__Source material__
/---

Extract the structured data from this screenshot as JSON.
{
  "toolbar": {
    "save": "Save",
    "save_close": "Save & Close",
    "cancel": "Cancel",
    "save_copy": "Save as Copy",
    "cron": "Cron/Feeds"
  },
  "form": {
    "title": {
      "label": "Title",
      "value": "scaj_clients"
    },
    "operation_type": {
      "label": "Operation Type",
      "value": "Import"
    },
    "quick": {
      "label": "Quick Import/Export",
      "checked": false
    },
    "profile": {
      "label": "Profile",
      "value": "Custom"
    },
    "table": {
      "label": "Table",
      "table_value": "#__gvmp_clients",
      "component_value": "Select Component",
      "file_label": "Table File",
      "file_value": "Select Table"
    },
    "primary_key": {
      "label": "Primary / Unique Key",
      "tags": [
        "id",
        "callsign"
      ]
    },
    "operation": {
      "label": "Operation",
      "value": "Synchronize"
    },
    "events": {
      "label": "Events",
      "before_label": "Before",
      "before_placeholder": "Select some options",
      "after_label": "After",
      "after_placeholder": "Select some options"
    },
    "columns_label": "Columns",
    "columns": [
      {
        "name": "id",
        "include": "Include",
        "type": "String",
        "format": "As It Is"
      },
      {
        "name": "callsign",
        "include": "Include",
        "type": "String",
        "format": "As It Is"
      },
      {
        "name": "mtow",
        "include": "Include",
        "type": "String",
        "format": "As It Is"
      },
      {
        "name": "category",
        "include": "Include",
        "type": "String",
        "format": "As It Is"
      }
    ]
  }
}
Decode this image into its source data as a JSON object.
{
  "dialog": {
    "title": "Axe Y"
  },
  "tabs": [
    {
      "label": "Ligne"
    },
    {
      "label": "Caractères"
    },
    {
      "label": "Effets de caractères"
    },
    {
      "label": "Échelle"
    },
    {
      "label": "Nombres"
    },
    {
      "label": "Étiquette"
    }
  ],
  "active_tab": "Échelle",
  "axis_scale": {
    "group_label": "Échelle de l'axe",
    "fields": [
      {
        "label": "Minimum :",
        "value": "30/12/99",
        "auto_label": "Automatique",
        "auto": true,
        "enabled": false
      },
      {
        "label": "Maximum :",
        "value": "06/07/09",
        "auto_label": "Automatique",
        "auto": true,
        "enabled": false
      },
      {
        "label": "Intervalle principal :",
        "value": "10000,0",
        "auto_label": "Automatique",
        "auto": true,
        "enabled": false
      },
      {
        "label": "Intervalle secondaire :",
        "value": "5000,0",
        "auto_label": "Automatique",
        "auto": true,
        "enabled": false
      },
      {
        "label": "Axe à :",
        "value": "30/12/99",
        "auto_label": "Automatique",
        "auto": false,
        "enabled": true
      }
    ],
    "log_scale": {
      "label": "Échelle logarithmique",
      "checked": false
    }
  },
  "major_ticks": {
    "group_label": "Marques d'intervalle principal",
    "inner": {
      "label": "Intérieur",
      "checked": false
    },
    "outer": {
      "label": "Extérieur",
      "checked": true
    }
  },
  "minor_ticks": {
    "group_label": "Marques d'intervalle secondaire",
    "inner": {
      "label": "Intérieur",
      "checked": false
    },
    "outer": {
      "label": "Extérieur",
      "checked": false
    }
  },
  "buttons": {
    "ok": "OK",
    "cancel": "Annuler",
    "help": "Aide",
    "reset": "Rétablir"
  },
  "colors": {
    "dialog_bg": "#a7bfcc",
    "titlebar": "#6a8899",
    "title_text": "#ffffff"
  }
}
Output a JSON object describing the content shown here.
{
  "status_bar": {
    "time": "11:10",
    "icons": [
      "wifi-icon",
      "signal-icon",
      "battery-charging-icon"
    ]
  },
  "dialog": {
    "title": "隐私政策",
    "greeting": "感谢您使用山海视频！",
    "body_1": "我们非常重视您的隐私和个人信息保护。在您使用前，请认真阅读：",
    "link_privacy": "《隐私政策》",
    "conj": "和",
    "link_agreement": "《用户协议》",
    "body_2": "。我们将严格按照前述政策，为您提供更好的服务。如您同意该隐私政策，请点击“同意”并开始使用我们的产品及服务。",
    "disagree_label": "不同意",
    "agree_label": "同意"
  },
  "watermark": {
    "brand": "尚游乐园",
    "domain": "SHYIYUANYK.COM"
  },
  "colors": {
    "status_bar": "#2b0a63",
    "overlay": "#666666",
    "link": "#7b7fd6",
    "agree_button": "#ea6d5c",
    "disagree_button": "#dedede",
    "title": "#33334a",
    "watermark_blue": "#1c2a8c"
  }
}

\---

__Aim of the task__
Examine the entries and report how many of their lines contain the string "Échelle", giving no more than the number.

__Solution below__
4